Data entries
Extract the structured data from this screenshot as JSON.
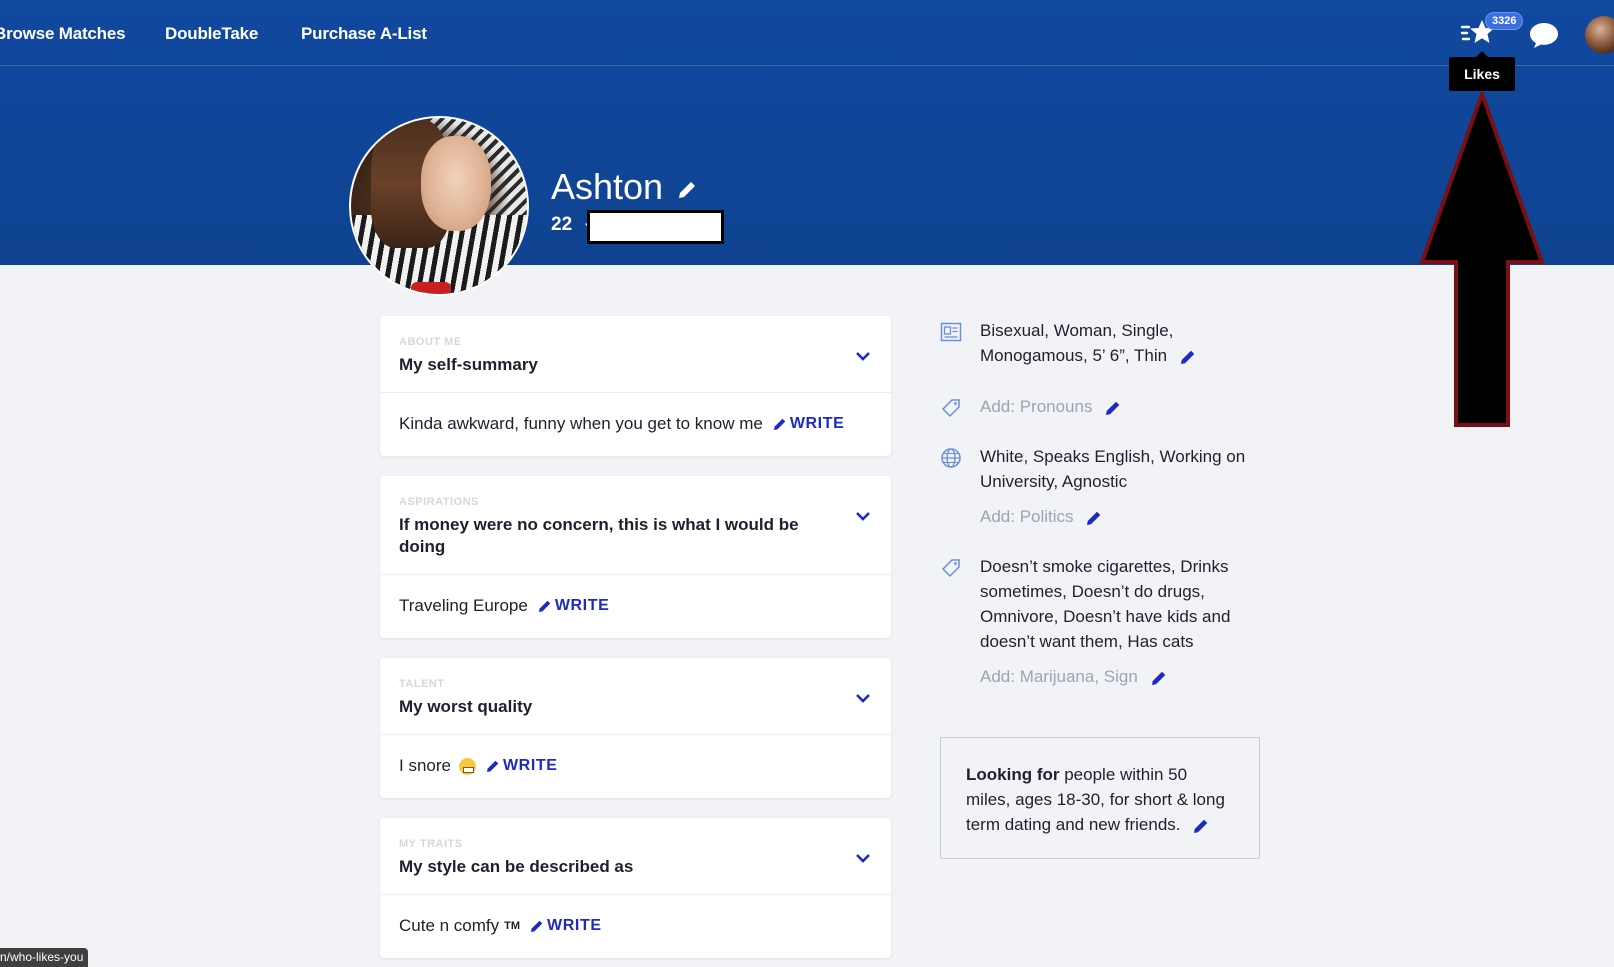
{
  "nav": {
    "browse_label": "Browse Matches",
    "doubletake_label": "DoubleTake",
    "alist_label": "Purchase A-List",
    "likes_count": "3326",
    "likes_tooltip": "Likes"
  },
  "profile": {
    "name": "Ashton",
    "age": "22",
    "separator": "·"
  },
  "essays": [
    {
      "category": "ABOUT ME",
      "title": "My self-summary",
      "answer": "Kinda awkward, funny when you get to know me",
      "write_label": "WRITE"
    },
    {
      "category": "ASPIRATIONS",
      "title": "If money were no concern, this is what I would be doing",
      "answer": "Traveling Europe",
      "write_label": "WRITE"
    },
    {
      "category": "TALENT",
      "title": "My worst quality",
      "answer": "I snore",
      "write_label": "WRITE"
    },
    {
      "category": "MY TRAITS",
      "title": "My style can be described as",
      "answer": "Cute n comfy",
      "answer_suffix": "TM",
      "write_label": "WRITE"
    }
  ],
  "details": {
    "basics": "Bisexual, Woman, Single, Monogamous, 5’ 6”, Thin",
    "pronouns_add": "Add: Pronouns",
    "background": "White, Speaks English, Working on University, Agnostic",
    "politics_add": "Add: Politics",
    "lifestyle": "Doesn’t smoke cigarettes, Drinks sometimes, Doesn’t do drugs, Omnivore, Doesn’t have kids and doesn’t want them, Has cats",
    "lifestyle_add": "Add: Marijuana, Sign"
  },
  "looking_for": {
    "label": "Looking for",
    "text": "people within 50 miles, ages 18-30, for short & long term dating and new friends."
  },
  "status_bar": {
    "url": "n/who-likes-you"
  },
  "colors": {
    "header_blue": "#114a9c",
    "link_blue": "#1d2bc2",
    "annotation_arrow_fill": "#000000",
    "annotation_arrow_border": "#7a0f14"
  }
}
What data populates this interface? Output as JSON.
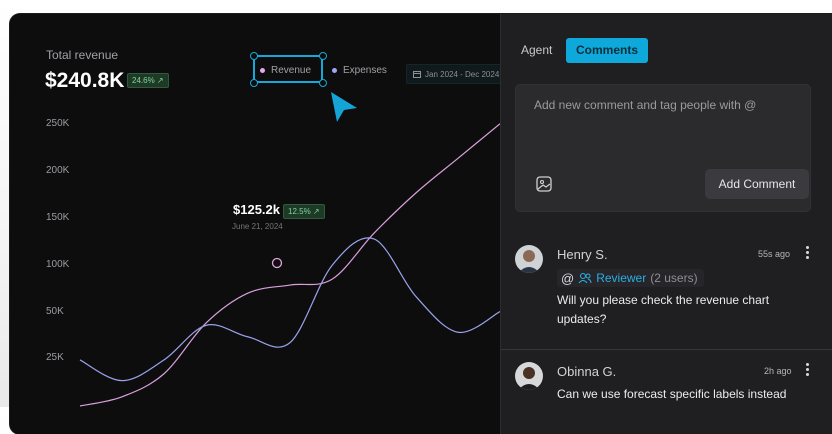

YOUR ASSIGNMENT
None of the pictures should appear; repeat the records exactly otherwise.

RESULT OF THE TASK
Extract the structured data from this screenshot as JSON.
{
  "nav": {
    "browse_label": "Browse Matches",
    "doubletake_label": "DoubleTake",
    "alist_label": "Purchase A-List",
    "likes_count": "3326",
    "likes_tooltip": "Likes"
  },
  "profile": {
    "name": "Ashton",
    "age": "22",
    "separator": "·"
  },
  "essays": [
    {
      "category": "ABOUT ME",
      "title": "My self-summary",
      "answer": "Kinda awkward, funny when you get to know me",
      "write_label": "WRITE"
    },
    {
      "category": "ASPIRATIONS",
      "title": "If money were no concern, this is what I would be doing",
      "answer": "Traveling Europe",
      "write_label": "WRITE"
    },
    {
      "category": "TALENT",
      "title": "My worst quality",
      "answer": "I snore",
      "write_label": "WRITE"
    },
    {
      "category": "MY TRAITS",
      "title": "My style can be described as",
      "answer": "Cute n comfy",
      "answer_suffix": "TM",
      "write_label": "WRITE"
    }
  ],
  "details": {
    "basics": "Bisexual, Woman, Single, Monogamous, 5’ 6”, Thin",
    "pronouns_add": "Add: Pronouns",
    "background": "White, Speaks English, Working on University, Agnostic",
    "politics_add": "Add: Politics",
    "lifestyle": "Doesn’t smoke cigarettes, Drinks sometimes, Doesn’t do drugs, Omnivore, Doesn’t have kids and doesn’t want them, Has cats",
    "lifestyle_add": "Add: Marijuana, Sign"
  },
  "looking_for": {
    "label": "Looking for",
    "text": "people within 50 miles, ages 18-30, for short & long term dating and new friends."
  },
  "status_bar": {
    "url": "n/who-likes-you"
  },
  "colors": {
    "header_blue": "#114a9c",
    "link_blue": "#1d2bc2",
    "annotation_arrow_fill": "#000000",
    "annotation_arrow_border": "#7a0f14"
  }
}
What data populates this interface? Output as JSON.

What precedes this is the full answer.